_Records for this task_
____

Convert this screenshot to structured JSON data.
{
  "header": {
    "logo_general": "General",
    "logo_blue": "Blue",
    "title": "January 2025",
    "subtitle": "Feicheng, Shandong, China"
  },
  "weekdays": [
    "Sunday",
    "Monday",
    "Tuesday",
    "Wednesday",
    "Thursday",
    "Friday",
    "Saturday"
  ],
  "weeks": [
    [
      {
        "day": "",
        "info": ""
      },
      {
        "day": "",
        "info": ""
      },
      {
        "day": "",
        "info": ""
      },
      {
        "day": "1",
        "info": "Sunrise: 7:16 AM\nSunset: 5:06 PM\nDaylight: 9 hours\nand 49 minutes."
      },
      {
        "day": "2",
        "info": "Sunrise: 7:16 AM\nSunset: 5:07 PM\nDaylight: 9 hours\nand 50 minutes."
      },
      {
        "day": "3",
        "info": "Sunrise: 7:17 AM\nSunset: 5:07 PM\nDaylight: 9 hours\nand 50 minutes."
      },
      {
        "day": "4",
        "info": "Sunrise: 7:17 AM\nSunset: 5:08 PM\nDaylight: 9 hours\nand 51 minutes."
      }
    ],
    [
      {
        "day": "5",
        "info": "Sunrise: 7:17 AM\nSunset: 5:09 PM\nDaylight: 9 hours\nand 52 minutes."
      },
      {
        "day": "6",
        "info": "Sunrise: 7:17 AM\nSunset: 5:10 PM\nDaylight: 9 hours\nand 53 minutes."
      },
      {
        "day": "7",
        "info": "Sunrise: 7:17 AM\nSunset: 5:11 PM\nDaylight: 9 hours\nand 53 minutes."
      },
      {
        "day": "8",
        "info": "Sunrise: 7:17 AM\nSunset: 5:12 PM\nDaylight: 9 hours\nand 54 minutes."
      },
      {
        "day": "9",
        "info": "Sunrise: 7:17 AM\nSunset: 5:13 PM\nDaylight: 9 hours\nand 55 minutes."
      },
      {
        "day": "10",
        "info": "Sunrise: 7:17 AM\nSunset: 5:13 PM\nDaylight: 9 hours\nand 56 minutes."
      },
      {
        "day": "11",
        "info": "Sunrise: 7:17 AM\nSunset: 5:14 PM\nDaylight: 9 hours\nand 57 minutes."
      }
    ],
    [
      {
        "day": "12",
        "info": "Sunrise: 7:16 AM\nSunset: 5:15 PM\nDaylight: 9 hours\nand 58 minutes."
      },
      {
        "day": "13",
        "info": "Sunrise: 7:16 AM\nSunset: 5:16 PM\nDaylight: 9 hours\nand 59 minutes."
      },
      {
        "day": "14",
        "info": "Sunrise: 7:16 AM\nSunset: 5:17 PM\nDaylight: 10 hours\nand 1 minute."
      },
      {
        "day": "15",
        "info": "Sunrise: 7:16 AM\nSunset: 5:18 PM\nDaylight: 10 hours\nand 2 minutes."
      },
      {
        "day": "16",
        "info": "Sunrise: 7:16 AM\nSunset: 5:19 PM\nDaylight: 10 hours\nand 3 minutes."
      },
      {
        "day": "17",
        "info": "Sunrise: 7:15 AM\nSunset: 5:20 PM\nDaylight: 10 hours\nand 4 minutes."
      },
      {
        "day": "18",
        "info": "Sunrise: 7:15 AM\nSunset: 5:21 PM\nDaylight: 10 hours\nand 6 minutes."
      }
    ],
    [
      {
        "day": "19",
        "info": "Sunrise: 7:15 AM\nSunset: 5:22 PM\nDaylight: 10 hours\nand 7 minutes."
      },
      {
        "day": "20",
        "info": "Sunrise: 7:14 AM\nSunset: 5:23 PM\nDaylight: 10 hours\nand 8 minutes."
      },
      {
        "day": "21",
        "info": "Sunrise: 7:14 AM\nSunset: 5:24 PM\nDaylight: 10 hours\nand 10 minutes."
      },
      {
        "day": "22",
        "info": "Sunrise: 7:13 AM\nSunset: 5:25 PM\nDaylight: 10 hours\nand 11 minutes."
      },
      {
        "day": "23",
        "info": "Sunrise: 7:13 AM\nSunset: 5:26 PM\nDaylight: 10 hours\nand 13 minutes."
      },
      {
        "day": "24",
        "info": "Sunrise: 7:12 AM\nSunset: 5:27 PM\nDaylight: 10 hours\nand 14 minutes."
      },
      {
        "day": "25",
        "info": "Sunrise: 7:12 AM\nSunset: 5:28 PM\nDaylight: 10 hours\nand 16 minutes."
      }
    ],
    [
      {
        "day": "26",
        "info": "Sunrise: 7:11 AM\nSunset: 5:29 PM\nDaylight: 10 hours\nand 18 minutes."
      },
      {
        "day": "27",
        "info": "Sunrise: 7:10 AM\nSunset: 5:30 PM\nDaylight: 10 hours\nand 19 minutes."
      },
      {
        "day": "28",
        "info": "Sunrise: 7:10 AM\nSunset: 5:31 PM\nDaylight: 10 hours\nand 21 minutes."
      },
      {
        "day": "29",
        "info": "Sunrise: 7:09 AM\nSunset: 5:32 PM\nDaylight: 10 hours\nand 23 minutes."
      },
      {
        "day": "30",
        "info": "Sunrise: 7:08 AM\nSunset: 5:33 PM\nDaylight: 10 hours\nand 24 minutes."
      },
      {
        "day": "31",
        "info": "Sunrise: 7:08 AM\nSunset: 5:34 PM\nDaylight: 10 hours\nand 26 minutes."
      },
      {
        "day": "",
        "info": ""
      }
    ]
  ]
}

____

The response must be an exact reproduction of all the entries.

_Result of the task_
Convert this screenshot to structured JSON data.
{
  "header": {
    "logo_general": "General",
    "logo_blue": "Blue",
    "title": "January 2025",
    "subtitle": "Feicheng, Shandong, China"
  },
  "weekdays": [
    "Sunday",
    "Monday",
    "Tuesday",
    "Wednesday",
    "Thursday",
    "Friday",
    "Saturday"
  ],
  "weeks": [
    [
      {
        "day": "",
        "info": ""
      },
      {
        "day": "",
        "info": ""
      },
      {
        "day": "",
        "info": ""
      },
      {
        "day": "1",
        "info": "Sunrise: 7:16 AM\nSunset: 5:06 PM\nDaylight: 9 hours\nand 49 minutes."
      },
      {
        "day": "2",
        "info": "Sunrise: 7:16 AM\nSunset: 5:07 PM\nDaylight: 9 hours\nand 50 minutes."
      },
      {
        "day": "3",
        "info": "Sunrise: 7:17 AM\nSunset: 5:07 PM\nDaylight: 9 hours\nand 50 minutes."
      },
      {
        "day": "4",
        "info": "Sunrise: 7:17 AM\nSunset: 5:08 PM\nDaylight: 9 hours\nand 51 minutes."
      }
    ],
    [
      {
        "day": "5",
        "info": "Sunrise: 7:17 AM\nSunset: 5:09 PM\nDaylight: 9 hours\nand 52 minutes."
      },
      {
        "day": "6",
        "info": "Sunrise: 7:17 AM\nSunset: 5:10 PM\nDaylight: 9 hours\nand 53 minutes."
      },
      {
        "day": "7",
        "info": "Sunrise: 7:17 AM\nSunset: 5:11 PM\nDaylight: 9 hours\nand 53 minutes."
      },
      {
        "day": "8",
        "info": "Sunrise: 7:17 AM\nSunset: 5:12 PM\nDaylight: 9 hours\nand 54 minutes."
      },
      {
        "day": "9",
        "info": "Sunrise: 7:17 AM\nSunset: 5:13 PM\nDaylight: 9 hours\nand 55 minutes."
      },
      {
        "day": "10",
        "info": "Sunrise: 7:17 AM\nSunset: 5:13 PM\nDaylight: 9 hours\nand 56 minutes."
      },
      {
        "day": "11",
        "info": "Sunrise: 7:17 AM\nSunset: 5:14 PM\nDaylight: 9 hours\nand 57 minutes."
      }
    ],
    [
      {
        "day": "12",
        "info": "Sunrise: 7:16 AM\nSunset: 5:15 PM\nDaylight: 9 hours\nand 58 minutes."
      },
      {
        "day": "13",
        "info": "Sunrise: 7:16 AM\nSunset: 5:16 PM\nDaylight: 9 hours\nand 59 minutes."
      },
      {
        "day": "14",
        "info": "Sunrise: 7:16 AM\nSunset: 5:17 PM\nDaylight: 10 hours\nand 1 minute."
      },
      {
        "day": "15",
        "info": "Sunrise: 7:16 AM\nSunset: 5:18 PM\nDaylight: 10 hours\nand 2 minutes."
      },
      {
        "day": "16",
        "info": "Sunrise: 7:16 AM\nSunset: 5:19 PM\nDaylight: 10 hours\nand 3 minutes."
      },
      {
        "day": "17",
        "info": "Sunrise: 7:15 AM\nSunset: 5:20 PM\nDaylight: 10 hours\nand 4 minutes."
      },
      {
        "day": "18",
        "info": "Sunrise: 7:15 AM\nSunset: 5:21 PM\nDaylight: 10 hours\nand 6 minutes."
      }
    ],
    [
      {
        "day": "19",
        "info": "Sunrise: 7:15 AM\nSunset: 5:22 PM\nDaylight: 10 hours\nand 7 minutes."
      },
      {
        "day": "20",
        "info": "Sunrise: 7:14 AM\nSunset: 5:23 PM\nDaylight: 10 hours\nand 8 minutes."
      },
      {
        "day": "21",
        "info": "Sunrise: 7:14 AM\nSunset: 5:24 PM\nDaylight: 10 hours\nand 10 minutes."
      },
      {
        "day": "22",
        "info": "Sunrise: 7:13 AM\nSunset: 5:25 PM\nDaylight: 10 hours\nand 11 minutes."
      },
      {
        "day": "23",
        "info": "Sunrise: 7:13 AM\nSunset: 5:26 PM\nDaylight: 10 hours\nand 13 minutes."
      },
      {
        "day": "24",
        "info": "Sunrise: 7:12 AM\nSunset: 5:27 PM\nDaylight: 10 hours\nand 14 minutes."
      },
      {
        "day": "25",
        "info": "Sunrise: 7:12 AM\nSunset: 5:28 PM\nDaylight: 10 hours\nand 16 minutes."
      }
    ],
    [
      {
        "day": "26",
        "info": "Sunrise: 7:11 AM\nSunset: 5:29 PM\nDaylight: 10 hours\nand 18 minutes."
      },
      {
        "day": "27",
        "info": "Sunrise: 7:10 AM\nSunset: 5:30 PM\nDaylight: 10 hours\nand 19 minutes."
      },
      {
        "day": "28",
        "info": "Sunrise: 7:10 AM\nSunset: 5:31 PM\nDaylight: 10 hours\nand 21 minutes."
      },
      {
        "day": "29",
        "info": "Sunrise: 7:09 AM\nSunset: 5:32 PM\nDaylight: 10 hours\nand 23 minutes."
      },
      {
        "day": "30",
        "info": "Sunrise: 7:08 AM\nSunset: 5:33 PM\nDaylight: 10 hours\nand 24 minutes."
      },
      {
        "day": "31",
        "info": "Sunrise: 7:08 AM\nSunset: 5:34 PM\nDaylight: 10 hours\nand 26 minutes."
      },
      {
        "day": "",
        "info": ""
      }
    ]
  ]
}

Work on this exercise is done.